  • jeccasteinberg

    Hi Ms. Morales,


    My name is Jessica Steinberg and I recently finished a 6-month internship with Centro Las Libres.  Véronica, the head of Las Libres, asked me to write you on her behalf to correct one mistake in the story.  The article states that the six women terminated their pregnancies, but all of the women were victims of spontaneous abortions.  None of them elected to terminate their pregnancies, but medical complications led to their early terminations.  The women were then jailed for allegedly aborting and murdering their infants without proper evidence or fair representation.  Rather than being charged with abortion, which normally occurs in cases like this, the women were charged with infanticide and sentenced to between 25-30 years.  None of these women committed abortions, but they have been victimized because they are poor, uneducated and have no access to quality health care.   

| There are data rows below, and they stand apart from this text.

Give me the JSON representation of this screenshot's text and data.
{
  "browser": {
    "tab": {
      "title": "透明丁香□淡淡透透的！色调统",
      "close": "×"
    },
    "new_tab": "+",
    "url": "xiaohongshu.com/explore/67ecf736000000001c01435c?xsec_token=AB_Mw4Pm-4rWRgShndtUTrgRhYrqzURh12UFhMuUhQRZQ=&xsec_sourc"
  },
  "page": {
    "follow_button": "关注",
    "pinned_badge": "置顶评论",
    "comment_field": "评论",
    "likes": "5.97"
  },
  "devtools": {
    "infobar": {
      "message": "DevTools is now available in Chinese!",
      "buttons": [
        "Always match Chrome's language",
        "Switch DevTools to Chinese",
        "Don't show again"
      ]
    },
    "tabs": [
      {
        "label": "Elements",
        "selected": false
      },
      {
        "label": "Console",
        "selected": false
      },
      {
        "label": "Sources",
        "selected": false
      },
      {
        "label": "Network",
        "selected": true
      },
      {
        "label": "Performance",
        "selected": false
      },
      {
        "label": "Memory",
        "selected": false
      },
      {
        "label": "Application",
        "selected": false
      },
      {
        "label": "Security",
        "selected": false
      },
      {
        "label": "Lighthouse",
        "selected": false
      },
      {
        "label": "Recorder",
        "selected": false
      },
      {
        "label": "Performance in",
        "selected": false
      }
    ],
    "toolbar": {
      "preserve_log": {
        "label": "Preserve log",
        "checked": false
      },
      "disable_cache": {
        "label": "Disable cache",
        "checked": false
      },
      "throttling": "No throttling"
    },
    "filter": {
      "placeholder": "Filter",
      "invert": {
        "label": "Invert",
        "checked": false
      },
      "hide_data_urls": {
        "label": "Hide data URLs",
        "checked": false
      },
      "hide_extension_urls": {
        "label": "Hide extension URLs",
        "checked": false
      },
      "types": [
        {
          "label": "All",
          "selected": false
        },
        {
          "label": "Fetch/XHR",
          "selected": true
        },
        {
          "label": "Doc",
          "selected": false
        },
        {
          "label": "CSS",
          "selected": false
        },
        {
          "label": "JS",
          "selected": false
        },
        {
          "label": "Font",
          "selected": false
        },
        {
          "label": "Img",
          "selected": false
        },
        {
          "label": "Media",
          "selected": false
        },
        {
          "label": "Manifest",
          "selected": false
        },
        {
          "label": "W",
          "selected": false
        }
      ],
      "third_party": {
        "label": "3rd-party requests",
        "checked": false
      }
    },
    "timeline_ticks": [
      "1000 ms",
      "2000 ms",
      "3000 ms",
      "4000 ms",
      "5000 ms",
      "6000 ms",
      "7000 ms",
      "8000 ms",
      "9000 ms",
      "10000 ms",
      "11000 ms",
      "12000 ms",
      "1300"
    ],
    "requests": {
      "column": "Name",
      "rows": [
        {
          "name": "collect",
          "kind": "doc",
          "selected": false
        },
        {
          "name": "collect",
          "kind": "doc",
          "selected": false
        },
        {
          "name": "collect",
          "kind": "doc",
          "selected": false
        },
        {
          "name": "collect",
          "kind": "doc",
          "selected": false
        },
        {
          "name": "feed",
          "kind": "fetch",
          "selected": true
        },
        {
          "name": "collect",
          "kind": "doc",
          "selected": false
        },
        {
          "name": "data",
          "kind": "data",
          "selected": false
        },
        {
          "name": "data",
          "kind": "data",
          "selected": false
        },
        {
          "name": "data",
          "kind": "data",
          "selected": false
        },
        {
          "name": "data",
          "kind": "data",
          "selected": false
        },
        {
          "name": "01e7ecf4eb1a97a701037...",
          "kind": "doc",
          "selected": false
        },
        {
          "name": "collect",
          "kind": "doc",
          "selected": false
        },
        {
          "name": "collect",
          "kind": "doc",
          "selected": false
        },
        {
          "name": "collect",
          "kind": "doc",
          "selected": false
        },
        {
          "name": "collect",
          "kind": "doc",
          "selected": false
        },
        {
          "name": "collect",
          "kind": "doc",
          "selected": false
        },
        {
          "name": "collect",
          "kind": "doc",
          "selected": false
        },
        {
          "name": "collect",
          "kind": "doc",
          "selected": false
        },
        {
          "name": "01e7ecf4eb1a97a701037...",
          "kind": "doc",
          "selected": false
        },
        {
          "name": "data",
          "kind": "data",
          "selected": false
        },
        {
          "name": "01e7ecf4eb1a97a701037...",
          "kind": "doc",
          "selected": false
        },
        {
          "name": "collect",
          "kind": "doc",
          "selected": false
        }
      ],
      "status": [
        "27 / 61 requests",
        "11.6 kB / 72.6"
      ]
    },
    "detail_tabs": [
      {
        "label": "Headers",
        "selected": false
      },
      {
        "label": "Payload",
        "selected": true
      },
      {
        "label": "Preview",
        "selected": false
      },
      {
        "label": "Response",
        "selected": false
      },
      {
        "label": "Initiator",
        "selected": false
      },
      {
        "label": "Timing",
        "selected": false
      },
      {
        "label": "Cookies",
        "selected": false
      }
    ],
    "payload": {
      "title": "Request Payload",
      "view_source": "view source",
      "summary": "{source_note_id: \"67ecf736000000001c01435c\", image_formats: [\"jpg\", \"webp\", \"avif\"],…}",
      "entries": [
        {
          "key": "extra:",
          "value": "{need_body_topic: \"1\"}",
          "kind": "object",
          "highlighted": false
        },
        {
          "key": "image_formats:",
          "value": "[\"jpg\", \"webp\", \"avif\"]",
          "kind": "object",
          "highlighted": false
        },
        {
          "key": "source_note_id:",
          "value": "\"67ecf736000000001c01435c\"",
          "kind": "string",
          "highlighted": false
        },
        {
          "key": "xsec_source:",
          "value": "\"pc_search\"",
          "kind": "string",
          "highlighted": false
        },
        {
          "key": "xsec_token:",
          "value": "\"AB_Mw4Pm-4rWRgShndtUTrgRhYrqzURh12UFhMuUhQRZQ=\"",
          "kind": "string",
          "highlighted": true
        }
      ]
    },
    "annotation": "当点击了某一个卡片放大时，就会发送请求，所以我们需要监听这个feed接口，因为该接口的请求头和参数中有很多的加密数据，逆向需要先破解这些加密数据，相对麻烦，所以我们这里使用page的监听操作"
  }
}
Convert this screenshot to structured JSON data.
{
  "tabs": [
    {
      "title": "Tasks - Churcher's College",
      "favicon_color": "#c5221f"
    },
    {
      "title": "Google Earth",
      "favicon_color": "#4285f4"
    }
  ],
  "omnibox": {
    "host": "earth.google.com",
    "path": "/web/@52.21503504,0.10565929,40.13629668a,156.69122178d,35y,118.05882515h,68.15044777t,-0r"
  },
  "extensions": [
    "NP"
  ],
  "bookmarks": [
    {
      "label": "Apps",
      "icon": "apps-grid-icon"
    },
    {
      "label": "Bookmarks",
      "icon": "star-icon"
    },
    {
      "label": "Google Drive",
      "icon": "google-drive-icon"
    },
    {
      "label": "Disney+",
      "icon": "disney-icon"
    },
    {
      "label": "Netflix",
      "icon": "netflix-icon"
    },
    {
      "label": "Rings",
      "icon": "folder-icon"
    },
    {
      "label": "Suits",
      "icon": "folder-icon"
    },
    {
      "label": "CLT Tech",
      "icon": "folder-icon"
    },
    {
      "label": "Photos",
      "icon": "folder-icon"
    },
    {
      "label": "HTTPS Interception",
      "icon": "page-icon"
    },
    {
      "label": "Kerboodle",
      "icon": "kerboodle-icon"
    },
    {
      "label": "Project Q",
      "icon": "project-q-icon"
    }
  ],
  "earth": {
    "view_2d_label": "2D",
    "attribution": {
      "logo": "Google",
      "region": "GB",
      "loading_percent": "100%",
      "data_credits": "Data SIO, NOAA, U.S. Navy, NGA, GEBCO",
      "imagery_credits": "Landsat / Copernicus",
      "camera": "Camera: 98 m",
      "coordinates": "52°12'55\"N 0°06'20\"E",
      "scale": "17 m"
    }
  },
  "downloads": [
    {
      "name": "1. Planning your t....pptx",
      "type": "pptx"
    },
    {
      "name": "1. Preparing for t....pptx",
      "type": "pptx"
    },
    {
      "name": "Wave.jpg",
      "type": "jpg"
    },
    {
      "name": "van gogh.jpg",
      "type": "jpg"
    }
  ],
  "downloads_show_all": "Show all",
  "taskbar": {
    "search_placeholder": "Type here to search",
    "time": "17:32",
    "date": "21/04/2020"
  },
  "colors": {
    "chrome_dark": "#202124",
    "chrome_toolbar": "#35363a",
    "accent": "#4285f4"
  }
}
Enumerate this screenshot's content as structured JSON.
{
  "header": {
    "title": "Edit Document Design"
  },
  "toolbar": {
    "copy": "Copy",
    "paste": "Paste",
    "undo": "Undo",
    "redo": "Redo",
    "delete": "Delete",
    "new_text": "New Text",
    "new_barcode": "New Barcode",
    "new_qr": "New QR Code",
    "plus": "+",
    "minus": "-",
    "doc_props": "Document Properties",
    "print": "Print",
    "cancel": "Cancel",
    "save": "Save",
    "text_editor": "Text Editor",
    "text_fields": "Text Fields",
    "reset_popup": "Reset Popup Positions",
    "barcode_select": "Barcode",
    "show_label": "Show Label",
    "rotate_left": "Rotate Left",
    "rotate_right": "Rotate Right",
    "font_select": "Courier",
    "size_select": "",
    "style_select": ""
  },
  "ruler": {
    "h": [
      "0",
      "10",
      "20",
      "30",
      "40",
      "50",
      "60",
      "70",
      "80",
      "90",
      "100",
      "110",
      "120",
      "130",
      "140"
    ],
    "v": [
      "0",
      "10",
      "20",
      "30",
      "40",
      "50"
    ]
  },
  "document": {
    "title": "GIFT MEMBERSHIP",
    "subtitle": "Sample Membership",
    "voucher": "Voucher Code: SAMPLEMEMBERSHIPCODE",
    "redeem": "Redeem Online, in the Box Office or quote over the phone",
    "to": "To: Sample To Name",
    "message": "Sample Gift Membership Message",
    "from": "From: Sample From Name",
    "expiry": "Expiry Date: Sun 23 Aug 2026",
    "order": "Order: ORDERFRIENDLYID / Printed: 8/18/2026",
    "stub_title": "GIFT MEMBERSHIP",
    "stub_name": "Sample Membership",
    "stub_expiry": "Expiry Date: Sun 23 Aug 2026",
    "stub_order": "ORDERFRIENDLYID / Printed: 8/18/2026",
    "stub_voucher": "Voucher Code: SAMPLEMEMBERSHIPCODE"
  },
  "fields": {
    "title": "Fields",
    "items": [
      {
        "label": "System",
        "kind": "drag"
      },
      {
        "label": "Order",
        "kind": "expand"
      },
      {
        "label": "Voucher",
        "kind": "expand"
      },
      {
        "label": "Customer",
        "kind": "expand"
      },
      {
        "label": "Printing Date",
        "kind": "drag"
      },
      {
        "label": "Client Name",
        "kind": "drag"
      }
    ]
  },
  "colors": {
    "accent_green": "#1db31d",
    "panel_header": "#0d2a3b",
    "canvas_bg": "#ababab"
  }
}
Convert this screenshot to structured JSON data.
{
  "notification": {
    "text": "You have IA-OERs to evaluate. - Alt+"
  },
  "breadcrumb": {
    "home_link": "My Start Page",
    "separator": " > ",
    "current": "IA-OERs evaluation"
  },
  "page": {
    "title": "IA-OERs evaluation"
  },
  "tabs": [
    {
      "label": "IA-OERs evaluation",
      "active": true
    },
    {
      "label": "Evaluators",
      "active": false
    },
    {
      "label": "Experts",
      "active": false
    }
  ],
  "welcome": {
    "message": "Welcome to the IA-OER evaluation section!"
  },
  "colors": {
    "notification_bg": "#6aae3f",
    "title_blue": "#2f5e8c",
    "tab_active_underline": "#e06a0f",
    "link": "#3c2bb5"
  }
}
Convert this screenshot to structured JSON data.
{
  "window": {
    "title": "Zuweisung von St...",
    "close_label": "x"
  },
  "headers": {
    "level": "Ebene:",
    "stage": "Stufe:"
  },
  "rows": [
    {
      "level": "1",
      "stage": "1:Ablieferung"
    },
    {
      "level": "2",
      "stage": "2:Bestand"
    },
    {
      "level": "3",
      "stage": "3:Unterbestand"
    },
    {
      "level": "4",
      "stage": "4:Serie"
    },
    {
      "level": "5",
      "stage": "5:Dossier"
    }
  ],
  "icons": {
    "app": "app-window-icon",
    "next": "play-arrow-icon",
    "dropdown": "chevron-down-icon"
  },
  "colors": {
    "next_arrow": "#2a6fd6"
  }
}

    This does not take away from the remainder of your article or the fact that oppressive abortion laws in Guanajuato and several Mexican states lead to human rights violations and unsafe, underground abortions.  In Guanajuato alone over 150 women have been jailed for abortions in the past decade, many of them rape victims.


    Thank you for publishing this story and helping provide a voice for these courageous women.  With the help of articles like these, hopefully we can raise enough awareness about these women to realize their freedom.



    Jessica Steinberg

    Rice University Class of 2011